Isabella Boylston of American Ballet Theatre in dress rehearsal. Photo: Renata Pavam, courtesy American Ballet Theatre.

Neither Wednesday nor Thursday's cast fully worked all the tragicomic angles, but as ABT fields four more casts this week in Barcelona - all very different in personality - we expect some tantalizing interpretations. Count on fireworks from Paloma Herrera, Natalia Osipova, and Ivan Vasiliev. Fans of the fleet-footed Daniil Simkin are no doubt flying in for his weekend performance. And coming up: Alexandre Hammoudi's debut as Espada. Wednesday's dress rehearsal provided very satisfying peeks at the remaining casts, including the sinewy, polished Polina Semionova as Kitri, and the elegant and commanding Veronika Part as Mercedes/Dryad Queen.
Polina Semionova of American Ballet Theatre in rehearsal at the Gran Teatre del Liceu, Barcelona.

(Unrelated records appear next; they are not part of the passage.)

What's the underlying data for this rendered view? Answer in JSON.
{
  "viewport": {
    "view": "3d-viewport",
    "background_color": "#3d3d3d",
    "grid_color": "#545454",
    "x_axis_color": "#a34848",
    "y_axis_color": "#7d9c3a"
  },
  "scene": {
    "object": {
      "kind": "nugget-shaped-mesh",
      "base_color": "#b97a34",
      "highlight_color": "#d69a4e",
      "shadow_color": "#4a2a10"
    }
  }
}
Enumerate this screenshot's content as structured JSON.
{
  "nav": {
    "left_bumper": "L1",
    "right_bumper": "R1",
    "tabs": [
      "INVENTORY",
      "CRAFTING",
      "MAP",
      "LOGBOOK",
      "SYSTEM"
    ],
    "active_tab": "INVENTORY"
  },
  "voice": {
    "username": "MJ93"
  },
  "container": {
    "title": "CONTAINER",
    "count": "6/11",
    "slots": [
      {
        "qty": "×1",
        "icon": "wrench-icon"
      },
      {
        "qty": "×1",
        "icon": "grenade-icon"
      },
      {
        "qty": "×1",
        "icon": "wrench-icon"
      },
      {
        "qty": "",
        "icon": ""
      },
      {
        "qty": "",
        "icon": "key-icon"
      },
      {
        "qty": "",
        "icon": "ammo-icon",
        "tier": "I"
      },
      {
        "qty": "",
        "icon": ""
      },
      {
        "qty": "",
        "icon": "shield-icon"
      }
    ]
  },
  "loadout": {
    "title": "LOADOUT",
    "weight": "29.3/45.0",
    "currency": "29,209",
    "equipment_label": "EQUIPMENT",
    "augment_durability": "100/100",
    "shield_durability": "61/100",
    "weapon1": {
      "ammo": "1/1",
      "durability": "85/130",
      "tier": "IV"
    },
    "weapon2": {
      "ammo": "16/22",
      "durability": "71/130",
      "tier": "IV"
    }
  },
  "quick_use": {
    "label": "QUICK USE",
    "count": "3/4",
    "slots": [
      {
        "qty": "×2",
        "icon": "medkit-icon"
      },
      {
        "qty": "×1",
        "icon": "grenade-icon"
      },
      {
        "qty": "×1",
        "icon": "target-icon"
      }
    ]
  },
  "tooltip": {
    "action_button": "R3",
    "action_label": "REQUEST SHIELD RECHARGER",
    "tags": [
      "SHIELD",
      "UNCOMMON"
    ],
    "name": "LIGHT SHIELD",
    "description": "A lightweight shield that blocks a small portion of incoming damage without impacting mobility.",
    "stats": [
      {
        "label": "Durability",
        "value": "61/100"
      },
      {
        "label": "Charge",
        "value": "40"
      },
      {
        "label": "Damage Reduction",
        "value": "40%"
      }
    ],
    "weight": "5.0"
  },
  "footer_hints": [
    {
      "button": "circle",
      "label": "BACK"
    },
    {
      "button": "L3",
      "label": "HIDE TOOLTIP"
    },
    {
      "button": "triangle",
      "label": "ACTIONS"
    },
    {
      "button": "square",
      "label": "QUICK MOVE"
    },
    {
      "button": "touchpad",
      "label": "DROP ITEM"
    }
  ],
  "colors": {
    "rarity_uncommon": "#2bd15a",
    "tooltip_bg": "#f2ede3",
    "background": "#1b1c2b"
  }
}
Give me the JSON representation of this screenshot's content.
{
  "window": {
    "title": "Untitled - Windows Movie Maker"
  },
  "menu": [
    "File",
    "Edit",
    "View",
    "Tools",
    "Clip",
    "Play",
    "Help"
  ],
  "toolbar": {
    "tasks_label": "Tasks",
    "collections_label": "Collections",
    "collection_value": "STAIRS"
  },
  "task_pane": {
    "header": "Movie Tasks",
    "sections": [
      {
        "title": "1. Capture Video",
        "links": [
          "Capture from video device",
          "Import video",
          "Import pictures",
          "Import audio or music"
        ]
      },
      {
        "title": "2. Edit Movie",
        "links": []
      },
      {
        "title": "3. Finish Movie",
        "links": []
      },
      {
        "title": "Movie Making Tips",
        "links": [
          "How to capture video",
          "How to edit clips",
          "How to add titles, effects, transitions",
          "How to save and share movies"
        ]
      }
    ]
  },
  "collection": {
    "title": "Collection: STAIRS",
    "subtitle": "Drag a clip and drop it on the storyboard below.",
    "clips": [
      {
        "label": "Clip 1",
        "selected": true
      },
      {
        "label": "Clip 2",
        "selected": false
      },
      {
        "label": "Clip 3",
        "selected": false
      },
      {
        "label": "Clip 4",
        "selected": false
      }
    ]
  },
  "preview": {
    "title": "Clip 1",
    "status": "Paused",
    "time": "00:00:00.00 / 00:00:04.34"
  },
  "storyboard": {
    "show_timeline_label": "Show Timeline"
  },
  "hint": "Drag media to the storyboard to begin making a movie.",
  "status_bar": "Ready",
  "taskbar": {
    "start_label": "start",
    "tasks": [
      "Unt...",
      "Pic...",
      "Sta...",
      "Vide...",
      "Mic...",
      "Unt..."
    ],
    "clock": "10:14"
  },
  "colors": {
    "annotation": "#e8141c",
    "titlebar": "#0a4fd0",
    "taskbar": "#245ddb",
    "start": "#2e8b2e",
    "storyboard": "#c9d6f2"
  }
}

Photo: Renata Pavam, courtesy American Ballet Theatre.

Photographer Renata Pavam, a native of Brazil, began studying ballet at the Centro Mineiro de Dancas Classicas with Ofelia Gonzalez from the Ballet Nacional de Cuba. From August 1998 to August 2000 she studied with the Jeune Ballet de France in Paris. Pavam has received numerous honors and awards for international dance competitions including the Silver Medal at the USA International Ballet Competition - 1998; and the Silver Medal at the Concours International de Danse de Paris - November 1998. In 2001, she joined American Ballet Theatre as a member of the corps de ballet. Renata developed a passion for photography inspired by the backstage life at ABT.

For Renata's portfolio, see her website and her gallery on ABT's website.